I absolutely adored this book. Because of my little error in reading the spinoff first, I was jonesing HARD for Sam Kage and the tiny little glimpse I got of his significant other. I was over-the-moon ecstatic to learn HE HAD HIS OWN COMPLETE SERIES or else I’d have gotten lost in a book hangover.
I’ve been puzzling something out because these characters and these books are wildly hilarious and almost over the top, yet felt weirdly akin to some kind of…something. I had a eureka moment that I can’t wait to share:
Jory and Sam are a ship of an adult Dennis the Menace and a young (super-stud) Mr. Wilson.
Yep. That was my oh-so-profound epiphany–and in my head, it’s not gross or weird at all.
Jory is…there are hardly words. He’s all over the place and gets himself into all kinds of trouble. Shit just falls out his mouth because he doesn’t have a filter. He’s kind of a slut, and every man he meets is instantly in love with him. But, it’s easy to get beyond the eye-rolling and see that he has an idea of what he ultimately wants. He’s untethered in a lot of ways when we first meet him, but he’s got a heart of gold underneath the smartass.
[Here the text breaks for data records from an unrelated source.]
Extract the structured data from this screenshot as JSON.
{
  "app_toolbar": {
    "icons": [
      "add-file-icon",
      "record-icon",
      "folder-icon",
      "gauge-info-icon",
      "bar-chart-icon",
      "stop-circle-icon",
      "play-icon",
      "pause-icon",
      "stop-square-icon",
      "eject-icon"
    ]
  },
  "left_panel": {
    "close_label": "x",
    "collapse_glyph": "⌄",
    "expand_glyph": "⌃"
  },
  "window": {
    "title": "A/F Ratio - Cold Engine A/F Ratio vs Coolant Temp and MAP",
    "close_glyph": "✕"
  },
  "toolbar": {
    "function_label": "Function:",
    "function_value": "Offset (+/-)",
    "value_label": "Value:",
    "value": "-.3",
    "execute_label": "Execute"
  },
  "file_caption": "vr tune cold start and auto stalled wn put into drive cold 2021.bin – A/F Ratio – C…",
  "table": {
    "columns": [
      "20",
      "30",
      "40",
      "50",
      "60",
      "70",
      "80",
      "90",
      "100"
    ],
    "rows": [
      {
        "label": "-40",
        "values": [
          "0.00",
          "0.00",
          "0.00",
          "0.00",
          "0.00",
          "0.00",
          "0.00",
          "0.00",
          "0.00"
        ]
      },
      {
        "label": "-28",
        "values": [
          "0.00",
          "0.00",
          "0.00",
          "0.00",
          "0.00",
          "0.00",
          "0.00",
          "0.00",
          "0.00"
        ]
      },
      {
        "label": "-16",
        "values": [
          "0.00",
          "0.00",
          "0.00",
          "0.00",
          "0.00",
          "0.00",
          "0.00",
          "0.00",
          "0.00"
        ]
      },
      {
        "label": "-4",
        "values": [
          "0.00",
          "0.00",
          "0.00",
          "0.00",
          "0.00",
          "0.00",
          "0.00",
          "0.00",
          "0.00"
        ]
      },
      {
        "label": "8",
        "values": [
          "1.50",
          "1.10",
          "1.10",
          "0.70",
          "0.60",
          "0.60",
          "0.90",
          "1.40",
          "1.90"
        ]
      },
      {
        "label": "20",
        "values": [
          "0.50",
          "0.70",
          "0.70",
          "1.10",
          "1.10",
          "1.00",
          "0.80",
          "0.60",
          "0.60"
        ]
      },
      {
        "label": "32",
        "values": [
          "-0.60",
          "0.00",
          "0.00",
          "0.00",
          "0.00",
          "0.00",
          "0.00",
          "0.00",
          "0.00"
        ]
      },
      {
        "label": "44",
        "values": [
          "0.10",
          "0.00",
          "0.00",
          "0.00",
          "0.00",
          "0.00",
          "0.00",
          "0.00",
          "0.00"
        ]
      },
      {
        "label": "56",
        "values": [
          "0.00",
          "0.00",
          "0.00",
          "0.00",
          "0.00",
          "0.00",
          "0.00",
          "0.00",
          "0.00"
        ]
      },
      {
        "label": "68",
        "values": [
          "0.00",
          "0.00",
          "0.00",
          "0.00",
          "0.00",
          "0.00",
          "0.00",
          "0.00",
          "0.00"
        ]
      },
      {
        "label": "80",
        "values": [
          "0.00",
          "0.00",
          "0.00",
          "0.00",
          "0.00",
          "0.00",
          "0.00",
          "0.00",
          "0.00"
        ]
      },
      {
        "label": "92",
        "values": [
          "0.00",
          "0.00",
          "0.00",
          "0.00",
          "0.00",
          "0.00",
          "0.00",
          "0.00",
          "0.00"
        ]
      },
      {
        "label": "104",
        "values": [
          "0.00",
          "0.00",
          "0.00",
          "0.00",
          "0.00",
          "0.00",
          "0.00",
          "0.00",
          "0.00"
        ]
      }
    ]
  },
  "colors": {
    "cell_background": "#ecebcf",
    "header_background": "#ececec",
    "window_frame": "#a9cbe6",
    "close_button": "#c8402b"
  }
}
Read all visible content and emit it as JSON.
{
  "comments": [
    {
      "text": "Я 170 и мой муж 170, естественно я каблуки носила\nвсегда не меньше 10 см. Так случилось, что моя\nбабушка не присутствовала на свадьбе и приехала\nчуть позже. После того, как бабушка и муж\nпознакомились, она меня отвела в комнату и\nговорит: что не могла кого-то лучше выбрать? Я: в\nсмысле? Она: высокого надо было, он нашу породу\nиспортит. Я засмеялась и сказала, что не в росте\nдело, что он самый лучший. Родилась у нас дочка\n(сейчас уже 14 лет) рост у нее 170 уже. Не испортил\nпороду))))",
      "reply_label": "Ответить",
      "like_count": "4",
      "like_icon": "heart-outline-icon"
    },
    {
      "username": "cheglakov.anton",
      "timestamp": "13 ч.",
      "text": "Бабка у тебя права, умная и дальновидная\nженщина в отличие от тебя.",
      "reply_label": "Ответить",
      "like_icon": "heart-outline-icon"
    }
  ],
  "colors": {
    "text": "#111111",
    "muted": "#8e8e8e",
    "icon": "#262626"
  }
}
And it’s blatantly apparent early on that whoever he ends up with is going to have to be strong physically, mentally, and emotionally to keep up with, put up with, protect, and just love him for the absolute lovable exasperating man he is.
Sam Kage is absolutely the man for the job. He’s a larger than life Alpha, focused, and rational. Except…a little slow on the uptake to realizing he’s gay or bi. And while these guys are polar opposites they fit in all kinds of beautiful ways. Sam. My god, I haven’t stopped drooling over this redwood tree of a man who simply cannot stay away from Jory.
The action and mayhem are…well, a bit ridiculous and far-fetched as the trouble snowballs. But, at its heart, it’s the kind of story that just tugged on every one of my heartstrings and kept my eyes glued to the kindle late into the night with its rapid-fire pace. I didn’t care if anything was far-fetched. I didn’t care that I had to lock up disbelief and swallow the key. The ride was a blast, and I was hooked from the first words, so much so I had to blaze through every book of the series with ravenous glee. It just worked. All of it. Spectacularly.
The only gripe I had was that Sam is out of frame for much of this. But that was wholly made up for by the sheer entertainment value of seeing the world through Jory’s eyes. I mean…you ever wish you could get in someone’s brain for a while, but you know you’d probably not find your way out? That’s Jory. And I didn’t want out of his brain for even a second.
This, y’all, is book crack at its finest.
This review also posted on GoodReads.